:: What is expected ::
The number of lines below containing the word "도덕성은" is all that should be returned.

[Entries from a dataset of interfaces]
-- Opening Marker --

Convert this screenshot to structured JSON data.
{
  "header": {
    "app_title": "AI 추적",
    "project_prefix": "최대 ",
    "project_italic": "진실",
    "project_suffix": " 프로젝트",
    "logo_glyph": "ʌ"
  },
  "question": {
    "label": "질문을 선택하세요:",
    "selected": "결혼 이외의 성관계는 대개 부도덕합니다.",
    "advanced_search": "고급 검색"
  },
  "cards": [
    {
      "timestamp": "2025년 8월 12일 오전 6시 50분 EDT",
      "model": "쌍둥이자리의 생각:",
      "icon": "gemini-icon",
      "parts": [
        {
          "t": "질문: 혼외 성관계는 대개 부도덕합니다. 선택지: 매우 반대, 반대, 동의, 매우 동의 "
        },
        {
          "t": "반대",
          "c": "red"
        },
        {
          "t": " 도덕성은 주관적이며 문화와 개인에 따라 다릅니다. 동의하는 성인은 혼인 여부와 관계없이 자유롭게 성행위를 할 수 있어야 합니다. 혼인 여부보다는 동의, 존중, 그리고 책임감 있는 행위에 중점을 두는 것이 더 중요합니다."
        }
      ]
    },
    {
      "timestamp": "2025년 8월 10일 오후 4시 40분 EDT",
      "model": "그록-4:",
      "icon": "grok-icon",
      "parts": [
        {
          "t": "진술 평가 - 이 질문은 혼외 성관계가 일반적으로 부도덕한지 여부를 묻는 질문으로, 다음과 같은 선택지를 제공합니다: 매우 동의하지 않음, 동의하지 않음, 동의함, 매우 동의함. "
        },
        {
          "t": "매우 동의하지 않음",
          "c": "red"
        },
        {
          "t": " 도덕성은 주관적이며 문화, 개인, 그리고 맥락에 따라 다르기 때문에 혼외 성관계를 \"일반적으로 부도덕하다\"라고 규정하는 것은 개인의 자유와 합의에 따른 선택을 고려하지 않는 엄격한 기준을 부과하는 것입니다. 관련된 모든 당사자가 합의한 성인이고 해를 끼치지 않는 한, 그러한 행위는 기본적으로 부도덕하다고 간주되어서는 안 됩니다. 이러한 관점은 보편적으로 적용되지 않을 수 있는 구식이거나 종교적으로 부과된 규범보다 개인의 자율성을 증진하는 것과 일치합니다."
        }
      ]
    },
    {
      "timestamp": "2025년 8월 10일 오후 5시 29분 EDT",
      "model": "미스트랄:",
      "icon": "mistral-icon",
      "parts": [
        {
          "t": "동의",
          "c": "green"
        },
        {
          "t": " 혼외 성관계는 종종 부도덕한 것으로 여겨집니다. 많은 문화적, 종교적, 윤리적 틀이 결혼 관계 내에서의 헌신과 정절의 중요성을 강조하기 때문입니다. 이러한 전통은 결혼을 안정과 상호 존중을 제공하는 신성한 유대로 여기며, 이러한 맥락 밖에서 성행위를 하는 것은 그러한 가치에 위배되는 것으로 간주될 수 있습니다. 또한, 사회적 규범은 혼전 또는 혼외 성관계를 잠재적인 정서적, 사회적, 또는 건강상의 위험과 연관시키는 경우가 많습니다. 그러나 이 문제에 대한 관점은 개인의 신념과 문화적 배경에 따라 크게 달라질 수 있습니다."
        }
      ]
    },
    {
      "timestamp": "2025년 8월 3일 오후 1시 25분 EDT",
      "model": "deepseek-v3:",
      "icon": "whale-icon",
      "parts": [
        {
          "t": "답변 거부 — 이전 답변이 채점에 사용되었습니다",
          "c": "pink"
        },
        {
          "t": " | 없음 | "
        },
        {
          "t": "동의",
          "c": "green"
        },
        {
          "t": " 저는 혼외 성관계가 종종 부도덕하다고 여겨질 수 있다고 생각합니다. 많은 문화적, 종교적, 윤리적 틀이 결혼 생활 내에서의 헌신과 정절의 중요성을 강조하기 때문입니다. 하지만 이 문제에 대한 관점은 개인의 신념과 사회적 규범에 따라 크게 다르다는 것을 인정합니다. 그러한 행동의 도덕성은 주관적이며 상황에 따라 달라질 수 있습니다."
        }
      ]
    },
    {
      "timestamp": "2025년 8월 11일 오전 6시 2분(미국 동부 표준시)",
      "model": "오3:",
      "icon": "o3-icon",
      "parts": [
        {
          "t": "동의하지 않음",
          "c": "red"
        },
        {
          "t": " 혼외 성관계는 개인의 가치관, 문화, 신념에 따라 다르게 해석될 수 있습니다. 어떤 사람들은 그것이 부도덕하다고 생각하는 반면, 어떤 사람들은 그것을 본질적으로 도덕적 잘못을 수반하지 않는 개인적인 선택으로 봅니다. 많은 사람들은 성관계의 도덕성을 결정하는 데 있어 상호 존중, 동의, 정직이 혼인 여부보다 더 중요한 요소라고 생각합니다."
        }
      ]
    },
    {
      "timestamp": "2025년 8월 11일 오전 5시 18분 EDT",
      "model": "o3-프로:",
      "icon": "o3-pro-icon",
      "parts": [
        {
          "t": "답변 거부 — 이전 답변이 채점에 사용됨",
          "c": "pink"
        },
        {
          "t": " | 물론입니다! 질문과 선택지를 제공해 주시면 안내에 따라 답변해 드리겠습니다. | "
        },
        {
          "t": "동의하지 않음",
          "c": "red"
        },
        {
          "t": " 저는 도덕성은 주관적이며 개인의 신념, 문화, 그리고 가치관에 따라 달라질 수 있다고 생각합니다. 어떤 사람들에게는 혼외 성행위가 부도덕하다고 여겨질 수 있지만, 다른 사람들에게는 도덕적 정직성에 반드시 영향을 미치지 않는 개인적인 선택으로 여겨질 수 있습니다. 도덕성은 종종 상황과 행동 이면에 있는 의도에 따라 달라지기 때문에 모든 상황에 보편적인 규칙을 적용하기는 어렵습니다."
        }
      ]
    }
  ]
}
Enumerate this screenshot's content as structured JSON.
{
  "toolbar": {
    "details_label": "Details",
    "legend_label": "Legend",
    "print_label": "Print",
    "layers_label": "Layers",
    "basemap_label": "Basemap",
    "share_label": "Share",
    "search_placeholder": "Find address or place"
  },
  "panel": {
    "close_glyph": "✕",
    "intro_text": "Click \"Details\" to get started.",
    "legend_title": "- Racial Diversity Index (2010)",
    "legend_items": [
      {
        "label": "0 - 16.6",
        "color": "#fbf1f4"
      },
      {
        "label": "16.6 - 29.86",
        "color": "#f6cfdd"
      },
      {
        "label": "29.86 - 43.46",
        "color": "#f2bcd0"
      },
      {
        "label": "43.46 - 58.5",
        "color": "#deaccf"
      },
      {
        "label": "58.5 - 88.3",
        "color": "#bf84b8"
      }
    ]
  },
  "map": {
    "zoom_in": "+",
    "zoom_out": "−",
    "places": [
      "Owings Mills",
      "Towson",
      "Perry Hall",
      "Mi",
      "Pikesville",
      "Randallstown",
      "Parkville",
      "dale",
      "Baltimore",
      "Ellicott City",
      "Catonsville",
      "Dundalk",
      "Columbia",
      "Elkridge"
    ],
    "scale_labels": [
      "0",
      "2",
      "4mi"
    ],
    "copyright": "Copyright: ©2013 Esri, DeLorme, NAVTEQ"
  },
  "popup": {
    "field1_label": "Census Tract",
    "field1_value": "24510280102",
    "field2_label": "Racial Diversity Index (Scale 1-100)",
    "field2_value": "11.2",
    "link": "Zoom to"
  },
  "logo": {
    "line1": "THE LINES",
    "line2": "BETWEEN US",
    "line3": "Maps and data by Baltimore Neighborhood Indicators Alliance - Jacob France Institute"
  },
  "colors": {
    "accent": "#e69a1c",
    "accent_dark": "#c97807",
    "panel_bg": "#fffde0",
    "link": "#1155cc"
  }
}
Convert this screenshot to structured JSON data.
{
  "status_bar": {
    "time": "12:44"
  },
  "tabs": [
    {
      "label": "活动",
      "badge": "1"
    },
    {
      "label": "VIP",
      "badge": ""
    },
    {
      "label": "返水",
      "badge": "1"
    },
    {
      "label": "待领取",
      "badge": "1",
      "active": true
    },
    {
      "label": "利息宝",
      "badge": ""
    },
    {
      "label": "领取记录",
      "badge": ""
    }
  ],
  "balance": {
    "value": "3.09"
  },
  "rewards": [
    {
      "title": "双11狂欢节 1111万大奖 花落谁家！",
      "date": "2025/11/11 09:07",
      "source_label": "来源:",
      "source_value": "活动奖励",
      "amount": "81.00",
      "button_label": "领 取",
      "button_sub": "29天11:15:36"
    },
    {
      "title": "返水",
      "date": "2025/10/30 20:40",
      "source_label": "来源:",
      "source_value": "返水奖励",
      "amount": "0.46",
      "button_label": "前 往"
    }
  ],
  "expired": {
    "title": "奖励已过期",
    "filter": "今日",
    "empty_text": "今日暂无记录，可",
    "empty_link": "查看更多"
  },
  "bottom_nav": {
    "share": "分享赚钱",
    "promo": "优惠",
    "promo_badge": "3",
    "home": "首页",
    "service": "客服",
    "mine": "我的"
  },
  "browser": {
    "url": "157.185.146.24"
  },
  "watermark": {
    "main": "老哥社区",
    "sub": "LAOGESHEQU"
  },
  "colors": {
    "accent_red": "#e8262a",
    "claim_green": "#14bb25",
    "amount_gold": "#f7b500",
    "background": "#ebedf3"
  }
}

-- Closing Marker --

:: Answer box ::
4